Description of the task:
Check each line of the entries below for the word "takana", and copy the lines that have it.

Recorded data:
·····

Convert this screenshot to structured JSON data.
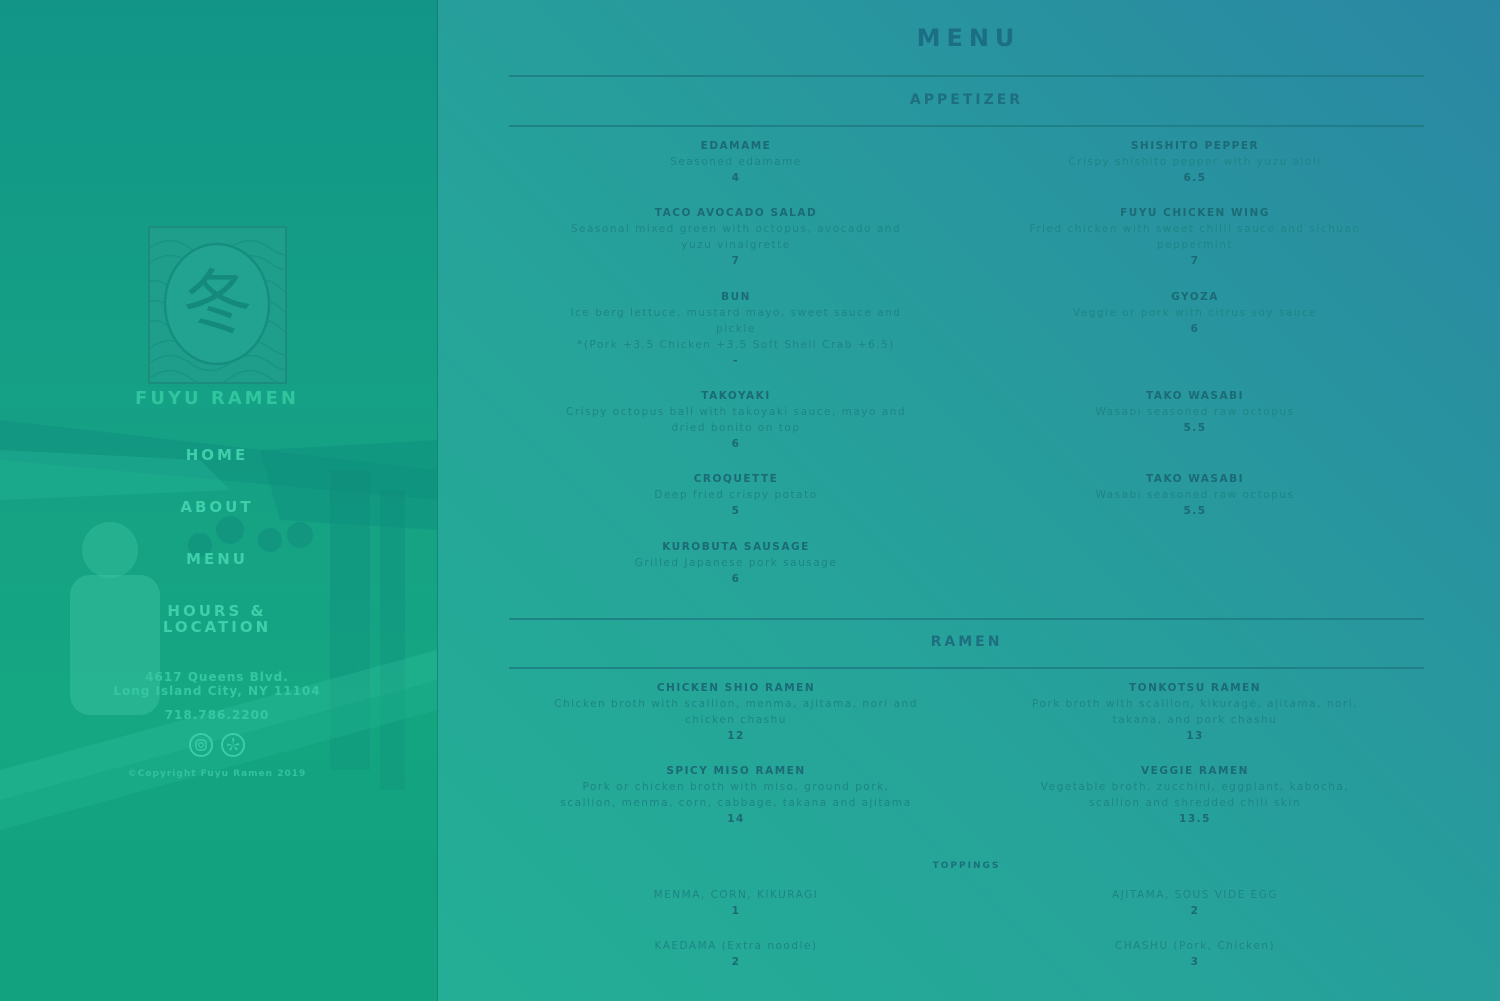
{
  "sidebar": {
    "brand": "FUYU RAMEN",
    "logo_glyph": "冬",
    "nav": [
      {
        "label": "HOME"
      },
      {
        "label": "ABOUT"
      },
      {
        "label": "MENU"
      },
      {
        "label": "HOURS &",
        "label2": "LOCATION"
      }
    ],
    "address_line1": "4617 Queens Blvd.",
    "address_line2": "Long Island City, NY 11104",
    "phone": "718.786.2200",
    "social": [
      "instagram-icon",
      "yelp-icon"
    ],
    "copyright": "©Copyright Fuyu Ramen 2019"
  },
  "main": {
    "title": "MENU",
    "appetizer": {
      "title": "APPETIZER",
      "items": [
        {
          "name": "EDAMAME",
          "desc": "Seasoned edamame",
          "price": "4"
        },
        {
          "name": "SHISHITO PEPPER",
          "desc": "Crispy shishito pepper with yuzu aioli",
          "price": "6.5"
        },
        {
          "name": "TACO AVOCADO SALAD",
          "desc": "Seasonal mixed green with octopus, avocado and yuzu vinaigrette",
          "price": "7"
        },
        {
          "name": "FUYU CHICKEN WING",
          "desc": "Fried chicken with sweet chilli sauce and sichuan peppermint",
          "price": "7"
        },
        {
          "name": "BUN",
          "desc": "Ice berg lettuce, mustard mayo, sweet sauce and pickle",
          "desc2": "*(Pork +3.5 Chicken +3.5 Soft Shell Crab +6.5)",
          "price": "-"
        },
        {
          "name": "GYOZA",
          "desc": "Veggie or pork with citrus soy sauce",
          "price": "6"
        },
        {
          "name": "TAKOYAKI",
          "desc": "Crispy octopus ball with takoyaki sauce, mayo and dried bonito on top",
          "price": "6"
        },
        {
          "name": "TAKO WASABI",
          "desc": "Wasabi seasoned raw octopus",
          "price": "5.5"
        },
        {
          "name": "CROQUETTE",
          "desc": "Deep fried crispy potato",
          "price": "5"
        },
        {
          "name": "TAKO WASABI",
          "desc": "Wasabi seasoned raw octopus",
          "price": "5.5"
        },
        {
          "name": "KUROBUTA SAUSAGE",
          "desc": "Grilled Japanese pork sausage",
          "price": "6"
        }
      ]
    },
    "ramen": {
      "title": "RAMEN",
      "items": [
        {
          "name": "CHICKEN SHIO RAMEN",
          "desc": "Chicken broth with scallion, menma, ajitama, nori and chicken chashu",
          "price": "12"
        },
        {
          "name": "TONKOTSU RAMEN",
          "desc": "Pork broth with scallion, kikurage, ajitama, nori, takana, and pork chashu",
          "price": "13"
        },
        {
          "name": "SPICY MISO RAMEN",
          "desc": "Pork or chicken broth with miso, ground pork, scallion, menma, corn, cabbage, takana and ajitama",
          "price": "14"
        },
        {
          "name": "VEGGIE RAMEN",
          "desc": "Vegetable broth, zucchini, eggplant, kabocha, scallion and shredded chili skin",
          "price": "13.5"
        }
      ]
    },
    "toppings": {
      "title": "TOPPINGS",
      "items": [
        {
          "name": "MENMA, CORN, KIKURAGI",
          "price": "1"
        },
        {
          "name": "AJITAMA, SOUS VIDE EGG",
          "price": "2"
        },
        {
          "name": "KAEDAMA (Extra noodle)",
          "price": "2"
        },
        {
          "name": "CHASHU (Pork, Chicken)",
          "price": "3"
        }
      ]
    }
  }
}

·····

Problem solution:
          "desc": "Pork broth with scallion, kikurage, ajitama, nori, takana, and pork chashu",
          "desc": "Pork or chicken broth with miso, ground pork, scallion, menma, corn, cabbage, takana and ajitama",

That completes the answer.